[Entries from a dataset of interfaces]
# # # # #
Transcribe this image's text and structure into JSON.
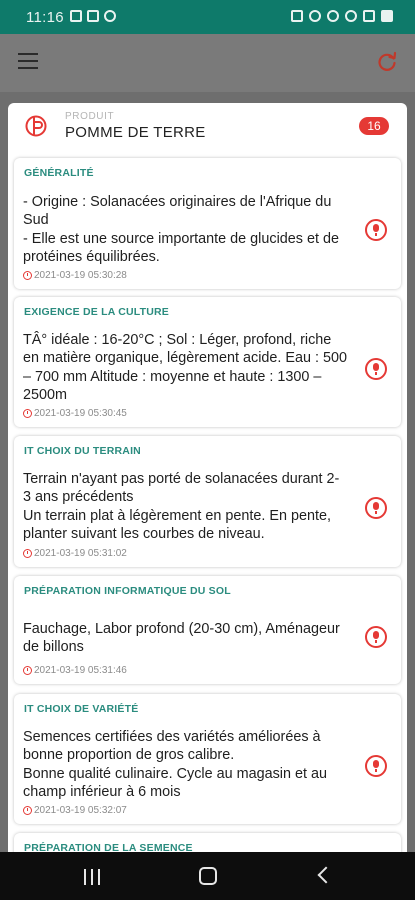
{
  "status_bar": {
    "time": "11:16"
  },
  "app_bar": {
    "menu_icon": "hamburger-menu-icon",
    "refresh_icon": "refresh-icon"
  },
  "product": {
    "caption": "PRODUIT",
    "name": "POMME DE TERRE",
    "count": "16"
  },
  "colors": {
    "accent_teal": "#0e7a6a",
    "section_title": "#2b8c7f",
    "red": "#e53935"
  },
  "sections": [
    {
      "title": "GÉNÉRALITÉ",
      "body": "- Origine : Solanacées originaires de l'Afrique du Sud\n- Elle est une source importante de glucides et de protéines équilibrées.",
      "timestamp": "2021-03-19 05:30:28"
    },
    {
      "title": "EXIGENCE DE LA CULTURE",
      "body": "TÂ° idéale : 16-20°C ; Sol : Léger, profond, riche en matière organique, légèrement acide. Eau : 500 – 700 mm Altitude : moyenne et haute : 1300 – 2500m",
      "timestamp": "2021-03-19 05:30:45"
    },
    {
      "title": "IT CHOIX DU TERRAIN",
      "body": "Terrain n'ayant pas porté de solanacées durant 2-3 ans précédents\nUn terrain plat à légèrement en pente. En pente, planter suivant les courbes de niveau.",
      "timestamp": "2021-03-19 05:31:02"
    },
    {
      "title": "PRÉPARATION INFORMATIQUE DU SOL",
      "body": "Fauchage, Labor profond (20-30 cm), Aménageur de billons",
      "timestamp": "2021-03-19 05:31:46"
    },
    {
      "title": "IT CHOIX DE VARIÉTÉ",
      "body": "Semences certifiées des variétés améliorées à bonne proportion de gros calibre.\nBonne qualité culinaire. Cycle au magasin et au champ inférieur à 6 mois",
      "timestamp": "2021-03-19 05:32:07"
    },
    {
      "title": "PRÉPARATION DE LA SEMENCE"
    }
  ]
}
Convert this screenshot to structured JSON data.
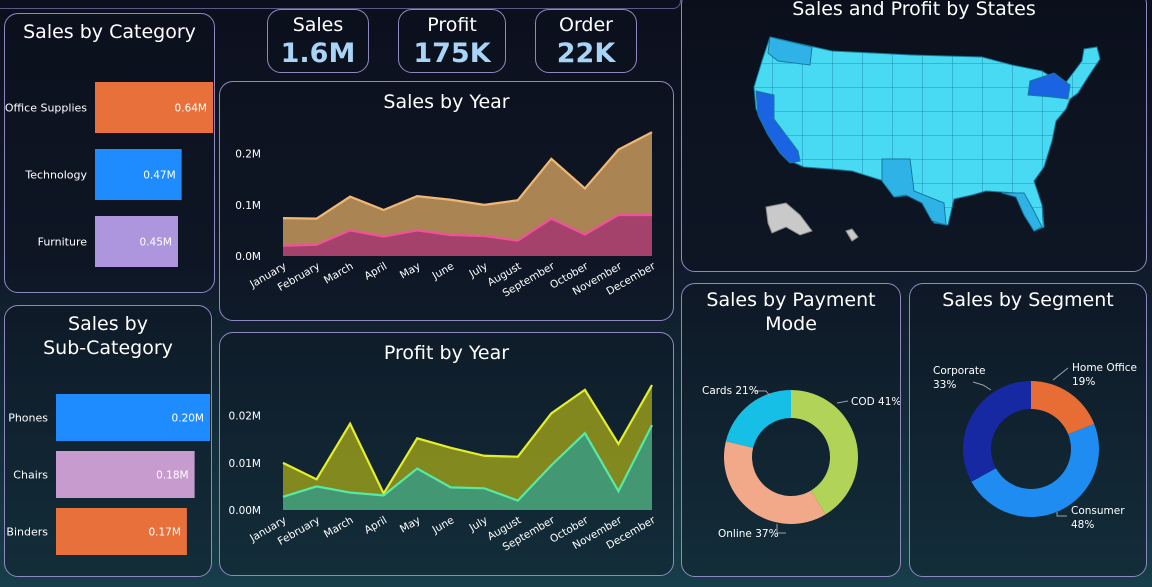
{
  "kpis": [
    {
      "label": "Sales",
      "value": "1.6M"
    },
    {
      "label": "Profit",
      "value": "175K"
    },
    {
      "label": "Order",
      "value": "22K"
    }
  ],
  "colors": {
    "panel_border": "#8f88c0",
    "title": "#ffffff",
    "kpi_value": "#a8d4f7"
  },
  "chart_data": [
    {
      "id": "category",
      "type": "bar",
      "orientation": "horizontal",
      "title": "Sales by Category",
      "categories": [
        "Office Supplies",
        "Technology",
        "Furniture"
      ],
      "values": [
        0.64,
        0.47,
        0.45
      ],
      "value_labels": [
        "0.64M",
        "0.47M",
        "0.45M"
      ],
      "colors": [
        "#e8703a",
        "#1e8cff",
        "#ad96de"
      ],
      "xlim": [
        0,
        0.64
      ]
    },
    {
      "id": "subcategory",
      "type": "bar",
      "orientation": "horizontal",
      "title": "Sales by Sub-Category",
      "title_lines": [
        "Sales by",
        "Sub-Category"
      ],
      "categories": [
        "Phones",
        "Chairs",
        "Binders"
      ],
      "values": [
        0.2,
        0.18,
        0.17
      ],
      "value_labels": [
        "0.20M",
        "0.18M",
        "0.17M"
      ],
      "colors": [
        "#1e8cff",
        "#c89bcf",
        "#e8703a"
      ],
      "xlim": [
        0,
        0.2
      ]
    },
    {
      "id": "sales_year",
      "type": "area",
      "title": "Sales by Year",
      "x": [
        "January",
        "February",
        "March",
        "April",
        "May",
        "June",
        "July",
        "August",
        "September",
        "October",
        "November",
        "December"
      ],
      "series": [
        {
          "values": [
            0.074,
            0.073,
            0.116,
            0.09,
            0.117,
            0.11,
            0.1,
            0.109,
            0.19,
            0.132,
            0.208,
            0.242
          ],
          "stroke": "#f1b873",
          "fill": "#b38a55"
        },
        {
          "values": [
            0.02,
            0.022,
            0.05,
            0.038,
            0.05,
            0.041,
            0.039,
            0.03,
            0.073,
            0.042,
            0.08,
            0.08
          ],
          "stroke": "#f0509c",
          "fill": "#a33b6e"
        }
      ],
      "ylim": [
        0,
        0.26
      ],
      "yticks": [
        0,
        0.1,
        0.2
      ],
      "ytick_labels": [
        "0.0M",
        "0.1M",
        "0.2M"
      ]
    },
    {
      "id": "profit_year",
      "type": "area",
      "title": "Profit by Year",
      "x": [
        "January",
        "February",
        "March",
        "April",
        "May",
        "June",
        "July",
        "August",
        "September",
        "October",
        "November",
        "December"
      ],
      "series": [
        {
          "values": [
            0.01,
            0.0065,
            0.0183,
            0.0035,
            0.0152,
            0.0132,
            0.0115,
            0.0113,
            0.0205,
            0.0255,
            0.014,
            0.0265
          ],
          "stroke": "#e4ee2e",
          "fill": "#898e1e"
        },
        {
          "values": [
            0.0028,
            0.005,
            0.0037,
            0.0031,
            0.0088,
            0.0048,
            0.0046,
            0.002,
            0.0095,
            0.0163,
            0.004,
            0.018
          ],
          "stroke": "#55eaa6",
          "fill": "#3c9a7c"
        }
      ],
      "ylim": [
        0,
        0.028
      ],
      "yticks": [
        0,
        0.01,
        0.02
      ],
      "ytick_labels": [
        "0.00M",
        "0.01M",
        "0.02M"
      ]
    },
    {
      "id": "payment",
      "type": "pie",
      "donut": true,
      "title": "Sales by Payment Mode",
      "title_lines": [
        "Sales by Payment",
        "Mode"
      ],
      "categories": [
        "COD",
        "Online",
        "Cards"
      ],
      "values": [
        41,
        37,
        21
      ],
      "labels": [
        "COD 41%",
        "Online 37%",
        "Cards 21%"
      ],
      "colors": [
        "#b1d357",
        "#f2a98a",
        "#16bfe6"
      ]
    },
    {
      "id": "segment",
      "type": "pie",
      "donut": true,
      "title": "Sales by Segment",
      "categories": [
        "Home Office",
        "Consumer",
        "Corporate"
      ],
      "values": [
        19,
        48,
        33
      ],
      "labels": [
        [
          "Home Office",
          "19%"
        ],
        [
          "Consumer",
          "48%"
        ],
        [
          "Corporate",
          "33%"
        ]
      ],
      "colors": [
        "#e86d35",
        "#1f8cf2",
        "#1729a2"
      ]
    }
  ],
  "map": {
    "title": "Sales and Profit by States",
    "colors": {
      "base": "#48d9f3",
      "mid": "#2fb3e6",
      "high": "#1a63e2",
      "alaska": "#c9c9c9"
    }
  }
}
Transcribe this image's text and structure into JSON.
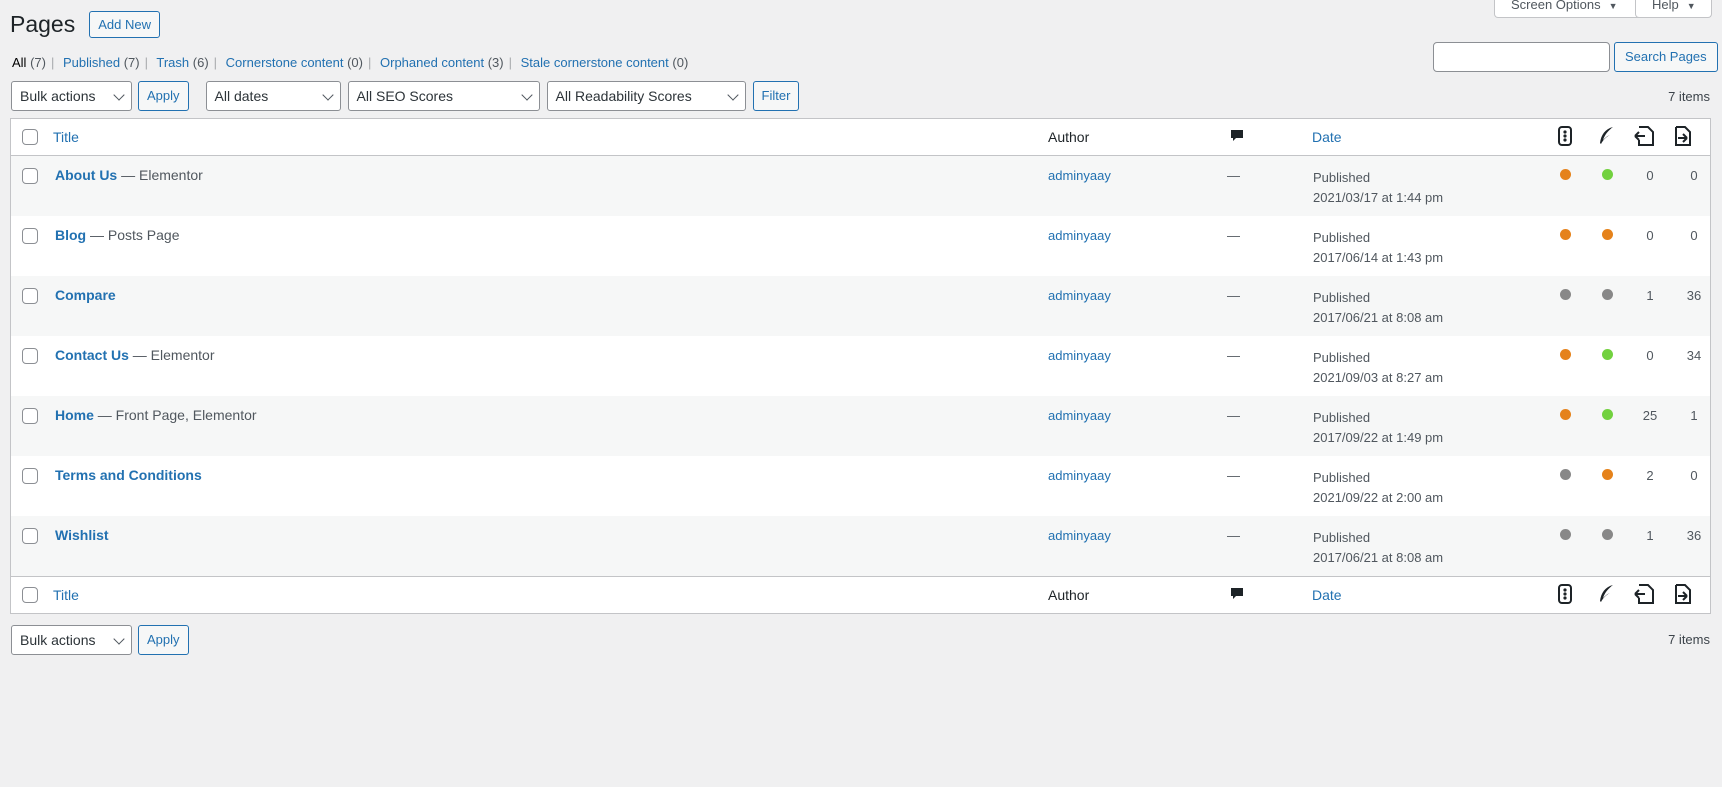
{
  "header": {
    "title": "Pages",
    "add_new_label": "Add New",
    "screen_options_label": "Screen Options",
    "help_label": "Help"
  },
  "views": [
    {
      "label": "All",
      "count": "(7)"
    },
    {
      "label": "Published",
      "count": "(7)"
    },
    {
      "label": "Trash",
      "count": "(6)"
    },
    {
      "label": "Cornerstone content",
      "count": "(0)"
    },
    {
      "label": "Orphaned content",
      "count": "(3)"
    },
    {
      "label": "Stale cornerstone content",
      "count": "(0)"
    }
  ],
  "search": {
    "button_label": "Search Pages",
    "value": ""
  },
  "filters": {
    "bulk_actions": "Bulk actions",
    "apply_label": "Apply",
    "dates": "All dates",
    "seo_scores": "All SEO Scores",
    "readability_scores": "All Readability Scores",
    "filter_label": "Filter"
  },
  "items_count": "7 items",
  "columns": {
    "title": "Title",
    "author": "Author",
    "date": "Date"
  },
  "icons": {
    "comments": "comment-bubble-icon",
    "seo": "seo-traffic-light-icon",
    "readability": "readability-feather-icon",
    "outgoing_links": "outgoing-links-icon",
    "incoming_links": "incoming-links-icon"
  },
  "colors": {
    "orange": "#e5821b",
    "green": "#72d13f",
    "gray": "#888888",
    "link": "#2271b1"
  },
  "rows": [
    {
      "title": "About Us",
      "state": " — Elementor",
      "author": "adminyaay",
      "comments": "—",
      "status": "Published",
      "date": "2021/03/17 at 1:44 pm",
      "seo": "orange",
      "readability": "green",
      "outgoing": "0",
      "incoming": "0"
    },
    {
      "title": "Blog",
      "state": " — Posts Page",
      "author": "adminyaay",
      "comments": "—",
      "status": "Published",
      "date": "2017/06/14 at 1:43 pm",
      "seo": "orange",
      "readability": "orange",
      "outgoing": "0",
      "incoming": "0"
    },
    {
      "title": "Compare",
      "state": "",
      "author": "adminyaay",
      "comments": "—",
      "status": "Published",
      "date": "2017/06/21 at 8:08 am",
      "seo": "gray",
      "readability": "gray",
      "outgoing": "1",
      "incoming": "36"
    },
    {
      "title": "Contact Us",
      "state": " — Elementor",
      "author": "adminyaay",
      "comments": "—",
      "status": "Published",
      "date": "2021/09/03 at 8:27 am",
      "seo": "orange",
      "readability": "green",
      "outgoing": "0",
      "incoming": "34"
    },
    {
      "title": "Home",
      "state": " — Front Page, Elementor",
      "author": "adminyaay",
      "comments": "—",
      "status": "Published",
      "date": "2017/09/22 at 1:49 pm",
      "seo": "orange",
      "readability": "green",
      "outgoing": "25",
      "incoming": "1"
    },
    {
      "title": "Terms and Conditions",
      "state": "",
      "author": "adminyaay",
      "comments": "—",
      "status": "Published",
      "date": "2021/09/22 at 2:00 am",
      "seo": "gray",
      "readability": "orange",
      "outgoing": "2",
      "incoming": "0"
    },
    {
      "title": "Wishlist",
      "state": "",
      "author": "adminyaay",
      "comments": "—",
      "status": "Published",
      "date": "2017/06/21 at 8:08 am",
      "seo": "gray",
      "readability": "gray",
      "outgoing": "1",
      "incoming": "36"
    }
  ]
}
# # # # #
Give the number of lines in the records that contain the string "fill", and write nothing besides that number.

4